WHAT IS NEEDED: Only lines holding "structured" are wanted; copy each of them from the records below.

SOURCE MATERIAL:
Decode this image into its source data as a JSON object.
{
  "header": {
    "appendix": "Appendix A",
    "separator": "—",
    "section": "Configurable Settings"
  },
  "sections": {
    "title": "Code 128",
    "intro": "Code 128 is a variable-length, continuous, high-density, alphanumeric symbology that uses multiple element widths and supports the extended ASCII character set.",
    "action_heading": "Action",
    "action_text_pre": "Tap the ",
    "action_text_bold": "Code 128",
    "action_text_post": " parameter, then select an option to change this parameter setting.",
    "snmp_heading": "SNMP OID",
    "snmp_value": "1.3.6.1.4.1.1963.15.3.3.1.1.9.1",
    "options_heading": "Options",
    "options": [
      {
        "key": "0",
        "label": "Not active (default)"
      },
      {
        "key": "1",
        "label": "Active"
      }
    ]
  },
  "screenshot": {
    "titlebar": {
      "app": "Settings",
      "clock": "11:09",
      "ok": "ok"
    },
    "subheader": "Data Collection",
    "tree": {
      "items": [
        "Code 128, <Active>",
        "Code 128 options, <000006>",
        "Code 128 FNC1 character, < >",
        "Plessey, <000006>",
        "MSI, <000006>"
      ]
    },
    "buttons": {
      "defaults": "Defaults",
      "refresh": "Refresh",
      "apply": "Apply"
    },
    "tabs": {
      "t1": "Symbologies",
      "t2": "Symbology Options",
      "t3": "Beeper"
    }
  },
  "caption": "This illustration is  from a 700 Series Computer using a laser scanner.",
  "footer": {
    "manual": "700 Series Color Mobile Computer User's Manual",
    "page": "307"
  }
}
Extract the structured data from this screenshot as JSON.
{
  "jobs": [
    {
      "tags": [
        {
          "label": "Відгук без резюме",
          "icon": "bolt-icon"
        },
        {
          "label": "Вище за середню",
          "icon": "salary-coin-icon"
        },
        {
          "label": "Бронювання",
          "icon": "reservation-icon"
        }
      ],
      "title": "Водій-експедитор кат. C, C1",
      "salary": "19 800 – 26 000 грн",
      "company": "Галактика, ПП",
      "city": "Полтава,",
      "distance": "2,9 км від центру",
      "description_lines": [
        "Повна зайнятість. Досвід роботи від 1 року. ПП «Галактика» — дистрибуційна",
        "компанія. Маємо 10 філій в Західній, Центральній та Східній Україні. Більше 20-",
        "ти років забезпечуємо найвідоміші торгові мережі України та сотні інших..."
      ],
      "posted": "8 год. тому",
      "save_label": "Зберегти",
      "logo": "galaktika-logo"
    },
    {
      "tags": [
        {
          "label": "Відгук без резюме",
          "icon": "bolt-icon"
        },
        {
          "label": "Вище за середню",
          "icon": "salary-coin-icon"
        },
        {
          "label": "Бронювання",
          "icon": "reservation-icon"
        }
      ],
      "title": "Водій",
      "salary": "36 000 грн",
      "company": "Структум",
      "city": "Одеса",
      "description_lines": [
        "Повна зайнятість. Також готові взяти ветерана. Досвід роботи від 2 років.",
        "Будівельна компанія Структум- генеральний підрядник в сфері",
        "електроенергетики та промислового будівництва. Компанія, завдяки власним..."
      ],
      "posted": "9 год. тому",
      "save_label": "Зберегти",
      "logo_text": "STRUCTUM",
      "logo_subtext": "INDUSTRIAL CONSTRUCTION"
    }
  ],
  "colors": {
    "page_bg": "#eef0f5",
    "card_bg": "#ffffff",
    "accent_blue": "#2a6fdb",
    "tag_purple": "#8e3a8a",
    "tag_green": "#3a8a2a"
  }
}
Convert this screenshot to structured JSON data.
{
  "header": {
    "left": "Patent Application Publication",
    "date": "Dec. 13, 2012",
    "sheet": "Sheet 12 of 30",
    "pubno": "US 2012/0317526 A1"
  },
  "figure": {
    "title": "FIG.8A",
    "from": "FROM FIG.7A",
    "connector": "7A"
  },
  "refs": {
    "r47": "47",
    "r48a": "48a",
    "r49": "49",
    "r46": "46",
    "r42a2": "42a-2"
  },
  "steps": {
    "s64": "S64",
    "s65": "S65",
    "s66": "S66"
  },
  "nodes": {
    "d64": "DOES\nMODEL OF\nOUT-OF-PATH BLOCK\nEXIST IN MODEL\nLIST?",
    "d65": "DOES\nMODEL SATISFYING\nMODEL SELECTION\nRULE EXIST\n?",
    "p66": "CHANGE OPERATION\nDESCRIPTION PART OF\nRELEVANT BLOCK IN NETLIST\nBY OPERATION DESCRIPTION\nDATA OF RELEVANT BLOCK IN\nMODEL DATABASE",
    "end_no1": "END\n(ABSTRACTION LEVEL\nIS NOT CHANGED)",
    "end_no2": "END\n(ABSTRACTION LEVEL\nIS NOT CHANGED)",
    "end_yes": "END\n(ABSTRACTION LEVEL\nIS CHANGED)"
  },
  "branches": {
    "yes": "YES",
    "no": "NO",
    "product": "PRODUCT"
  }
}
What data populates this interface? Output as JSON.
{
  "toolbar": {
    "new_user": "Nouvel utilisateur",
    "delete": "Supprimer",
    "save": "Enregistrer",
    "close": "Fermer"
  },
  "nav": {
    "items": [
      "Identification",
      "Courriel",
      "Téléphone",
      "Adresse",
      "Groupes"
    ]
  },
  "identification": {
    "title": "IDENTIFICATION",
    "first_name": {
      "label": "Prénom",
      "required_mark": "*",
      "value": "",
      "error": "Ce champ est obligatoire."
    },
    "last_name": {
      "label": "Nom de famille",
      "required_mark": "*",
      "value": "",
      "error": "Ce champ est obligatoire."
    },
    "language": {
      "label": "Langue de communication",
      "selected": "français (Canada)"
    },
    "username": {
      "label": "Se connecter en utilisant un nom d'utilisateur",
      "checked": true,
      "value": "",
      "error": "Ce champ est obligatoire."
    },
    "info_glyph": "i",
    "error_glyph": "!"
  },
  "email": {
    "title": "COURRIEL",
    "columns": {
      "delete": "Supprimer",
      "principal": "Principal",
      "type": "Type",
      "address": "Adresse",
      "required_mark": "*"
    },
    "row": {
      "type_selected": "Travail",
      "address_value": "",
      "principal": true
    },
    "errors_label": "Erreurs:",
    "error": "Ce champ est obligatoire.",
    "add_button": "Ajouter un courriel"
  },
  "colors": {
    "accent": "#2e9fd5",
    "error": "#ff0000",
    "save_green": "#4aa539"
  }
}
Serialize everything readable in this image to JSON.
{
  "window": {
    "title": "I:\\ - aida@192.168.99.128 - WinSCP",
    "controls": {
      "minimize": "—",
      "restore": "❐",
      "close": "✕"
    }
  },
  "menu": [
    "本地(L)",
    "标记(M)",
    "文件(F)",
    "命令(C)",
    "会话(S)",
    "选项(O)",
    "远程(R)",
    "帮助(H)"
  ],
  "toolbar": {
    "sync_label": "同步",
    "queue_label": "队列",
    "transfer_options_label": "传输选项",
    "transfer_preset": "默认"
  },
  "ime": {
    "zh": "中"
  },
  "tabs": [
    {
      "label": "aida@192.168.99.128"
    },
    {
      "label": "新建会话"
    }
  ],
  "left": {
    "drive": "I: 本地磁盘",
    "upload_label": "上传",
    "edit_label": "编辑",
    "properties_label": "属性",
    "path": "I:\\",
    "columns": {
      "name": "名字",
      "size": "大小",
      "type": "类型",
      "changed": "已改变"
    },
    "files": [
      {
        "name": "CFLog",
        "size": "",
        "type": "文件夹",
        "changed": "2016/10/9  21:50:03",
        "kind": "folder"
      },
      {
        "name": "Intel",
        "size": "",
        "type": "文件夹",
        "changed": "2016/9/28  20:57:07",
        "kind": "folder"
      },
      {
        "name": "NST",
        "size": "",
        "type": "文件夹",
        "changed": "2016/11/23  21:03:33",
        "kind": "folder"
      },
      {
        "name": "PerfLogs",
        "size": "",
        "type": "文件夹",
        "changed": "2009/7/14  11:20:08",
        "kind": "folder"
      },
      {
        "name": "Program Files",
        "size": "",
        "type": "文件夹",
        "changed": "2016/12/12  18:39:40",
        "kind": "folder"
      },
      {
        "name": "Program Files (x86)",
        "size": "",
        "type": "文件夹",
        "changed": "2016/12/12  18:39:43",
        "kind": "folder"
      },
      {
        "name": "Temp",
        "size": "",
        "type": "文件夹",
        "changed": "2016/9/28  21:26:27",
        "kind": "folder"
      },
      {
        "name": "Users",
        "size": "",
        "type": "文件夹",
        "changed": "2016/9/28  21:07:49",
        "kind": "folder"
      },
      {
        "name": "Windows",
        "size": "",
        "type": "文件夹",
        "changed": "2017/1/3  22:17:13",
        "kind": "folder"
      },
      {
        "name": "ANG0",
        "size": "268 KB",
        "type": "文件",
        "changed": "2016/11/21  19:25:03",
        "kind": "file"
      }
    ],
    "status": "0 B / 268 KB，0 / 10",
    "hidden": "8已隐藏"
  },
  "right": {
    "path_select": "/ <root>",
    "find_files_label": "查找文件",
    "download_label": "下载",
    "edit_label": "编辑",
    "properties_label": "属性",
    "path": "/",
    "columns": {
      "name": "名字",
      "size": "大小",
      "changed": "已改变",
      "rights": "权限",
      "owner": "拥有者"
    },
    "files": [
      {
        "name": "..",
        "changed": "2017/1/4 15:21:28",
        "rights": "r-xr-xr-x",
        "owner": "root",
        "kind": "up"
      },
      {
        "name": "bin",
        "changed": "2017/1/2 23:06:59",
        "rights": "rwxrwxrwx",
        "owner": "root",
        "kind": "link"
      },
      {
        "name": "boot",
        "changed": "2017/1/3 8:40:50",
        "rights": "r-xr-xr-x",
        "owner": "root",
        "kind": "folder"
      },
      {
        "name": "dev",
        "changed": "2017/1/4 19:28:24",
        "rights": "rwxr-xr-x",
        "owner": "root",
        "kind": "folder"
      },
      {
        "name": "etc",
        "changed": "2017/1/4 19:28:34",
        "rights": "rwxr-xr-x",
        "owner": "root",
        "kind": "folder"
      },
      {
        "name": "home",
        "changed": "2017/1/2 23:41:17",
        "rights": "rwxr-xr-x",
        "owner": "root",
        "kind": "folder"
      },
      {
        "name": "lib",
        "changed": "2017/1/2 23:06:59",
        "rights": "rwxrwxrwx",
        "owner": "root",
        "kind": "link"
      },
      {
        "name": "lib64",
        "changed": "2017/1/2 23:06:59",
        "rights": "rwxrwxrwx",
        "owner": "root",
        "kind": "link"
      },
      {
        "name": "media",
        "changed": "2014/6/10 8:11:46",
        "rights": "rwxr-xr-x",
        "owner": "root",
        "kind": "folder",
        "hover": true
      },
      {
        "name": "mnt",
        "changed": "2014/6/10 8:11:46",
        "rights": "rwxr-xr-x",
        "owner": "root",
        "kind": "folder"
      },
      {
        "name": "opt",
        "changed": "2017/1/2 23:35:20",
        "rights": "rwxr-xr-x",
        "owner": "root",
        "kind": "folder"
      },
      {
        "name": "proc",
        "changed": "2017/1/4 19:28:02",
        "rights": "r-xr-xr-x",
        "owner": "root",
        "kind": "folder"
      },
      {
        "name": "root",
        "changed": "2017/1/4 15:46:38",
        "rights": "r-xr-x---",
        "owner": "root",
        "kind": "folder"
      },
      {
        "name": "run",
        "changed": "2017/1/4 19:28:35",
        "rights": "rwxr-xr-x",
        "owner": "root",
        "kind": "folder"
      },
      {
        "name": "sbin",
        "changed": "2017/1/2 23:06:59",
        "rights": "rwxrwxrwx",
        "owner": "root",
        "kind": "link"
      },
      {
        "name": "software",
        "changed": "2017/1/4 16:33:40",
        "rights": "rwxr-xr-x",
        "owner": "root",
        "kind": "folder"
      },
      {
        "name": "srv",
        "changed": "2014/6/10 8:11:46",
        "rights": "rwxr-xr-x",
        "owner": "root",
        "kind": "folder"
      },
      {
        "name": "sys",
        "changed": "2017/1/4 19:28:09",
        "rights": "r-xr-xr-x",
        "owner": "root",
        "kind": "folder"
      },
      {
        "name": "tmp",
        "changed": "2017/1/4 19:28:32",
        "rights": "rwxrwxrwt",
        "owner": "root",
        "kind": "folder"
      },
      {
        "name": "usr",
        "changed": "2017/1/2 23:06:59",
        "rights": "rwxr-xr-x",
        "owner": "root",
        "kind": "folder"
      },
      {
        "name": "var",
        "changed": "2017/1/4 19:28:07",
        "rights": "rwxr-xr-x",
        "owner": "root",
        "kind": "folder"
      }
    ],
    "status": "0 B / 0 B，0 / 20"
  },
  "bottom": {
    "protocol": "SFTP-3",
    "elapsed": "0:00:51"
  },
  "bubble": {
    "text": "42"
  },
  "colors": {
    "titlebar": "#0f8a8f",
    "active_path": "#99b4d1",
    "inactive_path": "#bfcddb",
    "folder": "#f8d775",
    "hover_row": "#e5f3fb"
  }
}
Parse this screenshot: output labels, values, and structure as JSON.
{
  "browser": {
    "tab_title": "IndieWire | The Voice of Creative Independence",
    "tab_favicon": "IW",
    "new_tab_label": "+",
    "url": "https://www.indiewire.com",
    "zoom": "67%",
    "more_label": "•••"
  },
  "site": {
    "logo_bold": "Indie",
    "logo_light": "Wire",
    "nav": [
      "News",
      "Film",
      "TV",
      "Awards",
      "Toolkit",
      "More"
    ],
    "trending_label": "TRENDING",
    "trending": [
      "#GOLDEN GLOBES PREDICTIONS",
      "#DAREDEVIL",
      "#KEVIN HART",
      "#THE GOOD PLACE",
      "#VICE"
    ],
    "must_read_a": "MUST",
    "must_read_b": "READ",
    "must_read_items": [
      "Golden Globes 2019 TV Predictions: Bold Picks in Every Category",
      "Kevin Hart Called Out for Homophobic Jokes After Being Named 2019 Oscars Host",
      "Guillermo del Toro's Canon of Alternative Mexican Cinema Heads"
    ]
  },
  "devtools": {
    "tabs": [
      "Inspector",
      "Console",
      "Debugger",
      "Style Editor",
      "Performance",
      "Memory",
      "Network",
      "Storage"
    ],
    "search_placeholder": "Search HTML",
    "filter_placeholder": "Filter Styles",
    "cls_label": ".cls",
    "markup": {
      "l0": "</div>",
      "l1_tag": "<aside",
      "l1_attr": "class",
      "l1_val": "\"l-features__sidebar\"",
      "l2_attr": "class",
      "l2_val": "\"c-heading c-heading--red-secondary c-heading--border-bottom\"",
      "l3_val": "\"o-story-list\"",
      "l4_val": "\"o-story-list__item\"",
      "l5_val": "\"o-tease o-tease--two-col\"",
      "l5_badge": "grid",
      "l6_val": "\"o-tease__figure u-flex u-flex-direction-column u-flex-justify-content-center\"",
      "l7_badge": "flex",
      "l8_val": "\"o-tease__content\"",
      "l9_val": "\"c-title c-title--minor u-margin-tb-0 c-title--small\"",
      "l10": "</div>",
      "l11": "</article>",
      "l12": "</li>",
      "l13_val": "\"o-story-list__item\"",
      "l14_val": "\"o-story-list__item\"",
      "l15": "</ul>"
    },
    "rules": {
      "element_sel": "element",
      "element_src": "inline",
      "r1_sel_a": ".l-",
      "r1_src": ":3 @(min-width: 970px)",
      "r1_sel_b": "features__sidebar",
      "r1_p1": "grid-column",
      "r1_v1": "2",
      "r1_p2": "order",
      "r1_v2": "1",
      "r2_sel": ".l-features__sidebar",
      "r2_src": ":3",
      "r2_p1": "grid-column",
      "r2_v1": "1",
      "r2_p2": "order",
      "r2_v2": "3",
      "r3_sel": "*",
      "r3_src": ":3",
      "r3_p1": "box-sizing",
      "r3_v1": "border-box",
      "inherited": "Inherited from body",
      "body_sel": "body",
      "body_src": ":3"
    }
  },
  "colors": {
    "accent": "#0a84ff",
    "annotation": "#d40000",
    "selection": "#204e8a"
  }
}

EXERCISE RESPONSE:
Extract the structured data from this screenshot as JSON.
Convert this screenshot to structured JSON data.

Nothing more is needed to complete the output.